Wineries and breweries often have private rooms that spend most of their time empty. If you can create a reason for patrons to come, anything they order is a found money for that establishment. Although I usually have a small turnout, I enjoy it, and at $15/person, I make a little extra pocket money. Since I’m so used to doing TPRS/CI, it doesn’t take much prep work, and the winery lets me use their room free of charge.

Get started: Do a little research to see which local restaurants or wineries have a meeting room. Then, simply call and ask if they’d be interested in having you do a class for their patrons.

 

Preschools and daycares

This one is a bit more intimidating and takes a little more prep work, but it can provide nice side income ($100+/week). I offer enrichment classes, for which interested parents can register their child. First, I offer a free class to get the kids excited, and send home flyers informing parents about pricing and times. Parents sign their child up a month at a time. Here in the Midwest, $48/month per child is about the going rate for 30-minute weekly enrichment classes.

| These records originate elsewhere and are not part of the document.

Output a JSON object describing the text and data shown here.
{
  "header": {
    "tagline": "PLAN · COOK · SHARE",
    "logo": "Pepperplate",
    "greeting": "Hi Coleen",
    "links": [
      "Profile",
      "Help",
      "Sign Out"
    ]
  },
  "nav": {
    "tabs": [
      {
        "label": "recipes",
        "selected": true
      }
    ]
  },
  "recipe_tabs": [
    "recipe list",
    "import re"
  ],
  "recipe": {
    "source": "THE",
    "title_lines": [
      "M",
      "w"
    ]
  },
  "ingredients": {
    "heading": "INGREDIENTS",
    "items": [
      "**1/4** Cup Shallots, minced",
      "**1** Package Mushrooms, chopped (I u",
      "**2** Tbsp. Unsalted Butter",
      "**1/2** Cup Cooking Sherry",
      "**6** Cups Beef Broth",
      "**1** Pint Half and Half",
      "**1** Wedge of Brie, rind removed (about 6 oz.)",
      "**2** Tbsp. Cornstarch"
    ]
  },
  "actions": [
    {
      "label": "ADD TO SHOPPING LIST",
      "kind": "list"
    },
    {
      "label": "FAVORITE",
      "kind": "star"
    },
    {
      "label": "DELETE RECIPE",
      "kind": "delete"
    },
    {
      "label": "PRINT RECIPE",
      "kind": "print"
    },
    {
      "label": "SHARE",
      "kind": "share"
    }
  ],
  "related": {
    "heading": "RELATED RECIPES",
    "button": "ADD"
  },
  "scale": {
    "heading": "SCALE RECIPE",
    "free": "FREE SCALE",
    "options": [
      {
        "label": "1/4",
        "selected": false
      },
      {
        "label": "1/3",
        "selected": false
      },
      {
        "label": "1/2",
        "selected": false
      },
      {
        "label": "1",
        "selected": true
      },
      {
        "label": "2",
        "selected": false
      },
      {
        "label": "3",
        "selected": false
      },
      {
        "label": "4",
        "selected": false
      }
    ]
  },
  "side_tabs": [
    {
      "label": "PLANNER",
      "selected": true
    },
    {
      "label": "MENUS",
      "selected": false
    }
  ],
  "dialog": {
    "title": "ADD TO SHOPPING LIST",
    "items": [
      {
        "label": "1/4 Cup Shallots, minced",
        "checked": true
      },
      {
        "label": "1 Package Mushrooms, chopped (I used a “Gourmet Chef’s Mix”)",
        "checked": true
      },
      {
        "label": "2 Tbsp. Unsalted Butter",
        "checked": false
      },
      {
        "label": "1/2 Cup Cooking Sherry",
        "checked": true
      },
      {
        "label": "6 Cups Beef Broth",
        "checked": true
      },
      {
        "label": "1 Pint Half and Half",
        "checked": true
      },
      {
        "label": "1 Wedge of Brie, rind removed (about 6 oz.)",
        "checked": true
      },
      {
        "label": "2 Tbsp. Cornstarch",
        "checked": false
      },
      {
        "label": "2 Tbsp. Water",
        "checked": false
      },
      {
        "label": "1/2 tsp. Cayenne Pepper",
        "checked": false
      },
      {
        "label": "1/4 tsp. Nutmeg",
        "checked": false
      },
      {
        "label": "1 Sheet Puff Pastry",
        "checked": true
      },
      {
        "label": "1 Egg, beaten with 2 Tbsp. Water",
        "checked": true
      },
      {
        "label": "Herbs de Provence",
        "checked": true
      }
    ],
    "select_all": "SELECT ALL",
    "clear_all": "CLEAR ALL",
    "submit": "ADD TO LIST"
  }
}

Get started: This one isn’t for the easily intimidated, as you’re probably going to get a lot of no’s before you find a location that says yes. Unless you have some contacts in early childhood education, you’re going to have to cold call centers and offer your services. Larger centers offer more income potential.

 

Professional Development for teachers

OK, it’s not really a location, but you know what I mean. There are a lot of school corporations that currently have a growing Latino population and would like for their teachers to speak some basic Spanish. If you can establish a reputation for fun, useful professional development, you can charge $100/hr or more.

Get started: Although you can certainly pitch this option to school corporations and day cares right off the bat, it helps to have some credibility first. Start by submitting proposals to offer training at state teachers’ conventions. Once you have a few of those under your belt, you can use those accomplishments and any testimonials you garnered as evidence that you are the real deal.

 

Three years ago, I was starting my first free class at church, and I’ve been charging for my classes for just over 2 years. It’s been quite a journey, and I have a long way I want to go to bring TPRS/CI methods to the larger population, but it is so rewarding when someone leaves my 2-hour winery class able to read a simple paragraph in French, or my preschoolers begin answering my questions in Spanish – unprompted! If you’d like to learn more about starting your own CI-based teaching business, feel free to reach out to me. The more, the merrier – AND the better for language learners everywhere.

Special bonus for Fluency Matters readers: If you want to try this out, but are intimidated by calling people you don’t know, e-mail me here and let me know which location you’d like to try. I’ll sent you a sample script (specific to that location) you can use or adapt when you call to set up classes.

jill

 

 

Jill Wiley is in love with both CI methods and entrepreneurship. After 17 years of full-time classroom teaching, she left the classroom to spend more time with her family and to found a business to bring CI to a wider audience. For inspiration, ways to make money from home, and tips on entrepreneurship, check out her blog at classroomtohome.com